%%

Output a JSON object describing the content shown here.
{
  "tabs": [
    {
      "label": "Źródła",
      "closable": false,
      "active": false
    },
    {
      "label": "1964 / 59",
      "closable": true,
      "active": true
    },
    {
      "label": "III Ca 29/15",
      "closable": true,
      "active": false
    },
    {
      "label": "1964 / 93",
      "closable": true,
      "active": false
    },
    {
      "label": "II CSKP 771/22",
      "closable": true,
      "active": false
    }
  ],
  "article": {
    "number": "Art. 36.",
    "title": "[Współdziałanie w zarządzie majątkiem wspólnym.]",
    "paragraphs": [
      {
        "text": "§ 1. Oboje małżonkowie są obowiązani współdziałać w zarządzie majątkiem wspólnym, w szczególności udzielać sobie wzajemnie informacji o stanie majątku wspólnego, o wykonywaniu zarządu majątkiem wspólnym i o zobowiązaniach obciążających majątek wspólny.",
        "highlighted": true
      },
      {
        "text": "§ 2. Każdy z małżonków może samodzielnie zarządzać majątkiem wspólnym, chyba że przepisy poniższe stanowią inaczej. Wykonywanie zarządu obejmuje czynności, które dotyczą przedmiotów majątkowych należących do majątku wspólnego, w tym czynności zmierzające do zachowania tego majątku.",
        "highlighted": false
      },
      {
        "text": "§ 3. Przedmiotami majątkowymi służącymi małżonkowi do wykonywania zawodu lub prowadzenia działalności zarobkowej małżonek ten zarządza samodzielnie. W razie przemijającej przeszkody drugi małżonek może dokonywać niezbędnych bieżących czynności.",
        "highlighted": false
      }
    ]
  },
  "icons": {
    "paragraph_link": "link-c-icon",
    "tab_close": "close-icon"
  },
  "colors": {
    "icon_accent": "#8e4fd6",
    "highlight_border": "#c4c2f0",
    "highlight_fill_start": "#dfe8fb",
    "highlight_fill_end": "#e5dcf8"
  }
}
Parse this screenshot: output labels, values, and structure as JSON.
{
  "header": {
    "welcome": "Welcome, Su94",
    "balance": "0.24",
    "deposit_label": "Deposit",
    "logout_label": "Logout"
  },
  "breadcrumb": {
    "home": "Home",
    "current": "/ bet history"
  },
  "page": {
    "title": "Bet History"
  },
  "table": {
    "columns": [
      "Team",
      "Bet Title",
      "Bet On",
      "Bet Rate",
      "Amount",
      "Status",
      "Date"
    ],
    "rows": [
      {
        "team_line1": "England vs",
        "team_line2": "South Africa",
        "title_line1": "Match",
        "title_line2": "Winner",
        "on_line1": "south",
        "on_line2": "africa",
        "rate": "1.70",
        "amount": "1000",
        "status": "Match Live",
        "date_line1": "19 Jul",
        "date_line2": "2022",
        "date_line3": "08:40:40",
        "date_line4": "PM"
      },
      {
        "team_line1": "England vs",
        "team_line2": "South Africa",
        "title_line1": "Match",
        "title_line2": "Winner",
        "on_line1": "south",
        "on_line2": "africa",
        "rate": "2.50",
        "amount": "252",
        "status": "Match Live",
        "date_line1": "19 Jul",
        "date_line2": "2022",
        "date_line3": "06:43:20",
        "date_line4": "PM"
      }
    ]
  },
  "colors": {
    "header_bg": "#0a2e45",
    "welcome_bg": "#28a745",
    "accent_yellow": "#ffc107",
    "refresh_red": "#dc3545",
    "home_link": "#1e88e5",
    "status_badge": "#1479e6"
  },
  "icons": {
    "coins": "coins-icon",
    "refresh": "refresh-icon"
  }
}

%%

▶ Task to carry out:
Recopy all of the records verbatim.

▶ Expected answer:
Output a JSON object describing the content shown here.
{
  "tabs": [
    {
      "label": "Źródła",
      "closable": false,
      "active": false
    },
    {
      "label": "1964 / 59",
      "closable": true,
      "active": true
    },
    {
      "label": "III Ca 29/15",
      "closable": true,
      "active": false
    },
    {
      "label": "1964 / 93",
      "closable": true,
      "active": false
    },
    {
      "label": "II CSKP 771/22",
      "closable": true,
      "active": false
    }
  ],
  "article": {
    "number": "Art. 36.",
    "title": "[Współdziałanie w zarządzie majątkiem wspólnym.]",
    "paragraphs": [
      {
        "text": "§ 1. Oboje małżonkowie są obowiązani współdziałać w zarządzie majątkiem wspólnym, w szczególności udzielać sobie wzajemnie informacji o stanie majątku wspólnego, o wykonywaniu zarządu majątkiem wspólnym i o zobowiązaniach obciążających majątek wspólny.",
        "highlighted": true
      },
      {
        "text": "§ 2. Każdy z małżonków może samodzielnie zarządzać majątkiem wspólnym, chyba że przepisy poniższe stanowią inaczej. Wykonywanie zarządu obejmuje czynności, które dotyczą przedmiotów majątkowych należących do majątku wspólnego, w tym czynności zmierzające do zachowania tego majątku.",
        "highlighted": false
      },
      {
        "text": "§ 3. Przedmiotami majątkowymi służącymi małżonkowi do wykonywania zawodu lub prowadzenia działalności zarobkowej małżonek ten zarządza samodzielnie. W razie przemijającej przeszkody drugi małżonek może dokonywać niezbędnych bieżących czynności.",
        "highlighted": false
      }
    ]
  },
  "icons": {
    "paragraph_link": "link-c-icon",
    "tab_close": "close-icon"
  },
  "colors": {
    "icon_accent": "#8e4fd6",
    "highlight_border": "#c4c2f0",
    "highlight_fill_start": "#dfe8fb",
    "highlight_fill_end": "#e5dcf8"
  }
}
Parse this screenshot: output labels, values, and structure as JSON.
{
  "header": {
    "welcome": "Welcome, Su94",
    "balance": "0.24",
    "deposit_label": "Deposit",
    "logout_label": "Logout"
  },
  "breadcrumb": {
    "home": "Home",
    "current": "/ bet history"
  },
  "page": {
    "title": "Bet History"
  },
  "table": {
    "columns": [
      "Team",
      "Bet Title",
      "Bet On",
      "Bet Rate",
      "Amount",
      "Status",
      "Date"
    ],
    "rows": [
      {
        "team_line1": "England vs",
        "team_line2": "South Africa",
        "title_line1": "Match",
        "title_line2": "Winner",
        "on_line1": "south",
        "on_line2": "africa",
        "rate": "1.70",
        "amount": "1000",
        "status": "Match Live",
        "date_line1": "19 Jul",
        "date_line2": "2022",
        "date_line3": "08:40:40",
        "date_line4": "PM"
      },
      {
        "team_line1": "England vs",
        "team_line2": "South Africa",
        "title_line1": "Match",
        "title_line2": "Winner",
        "on_line1": "south",
        "on_line2": "africa",
        "rate": "2.50",
        "amount": "252",
        "status": "Match Live",
        "date_line1": "19 Jul",
        "date_line2": "2022",
        "date_line3": "06:43:20",
        "date_line4": "PM"
      }
    ]
  },
  "colors": {
    "header_bg": "#0a2e45",
    "welcome_bg": "#28a745",
    "accent_yellow": "#ffc107",
    "refresh_red": "#dc3545",
    "home_link": "#1e88e5",
    "status_badge": "#1479e6"
  },
  "icons": {
    "coins": "coins-icon",
    "refresh": "refresh-icon"
  }
}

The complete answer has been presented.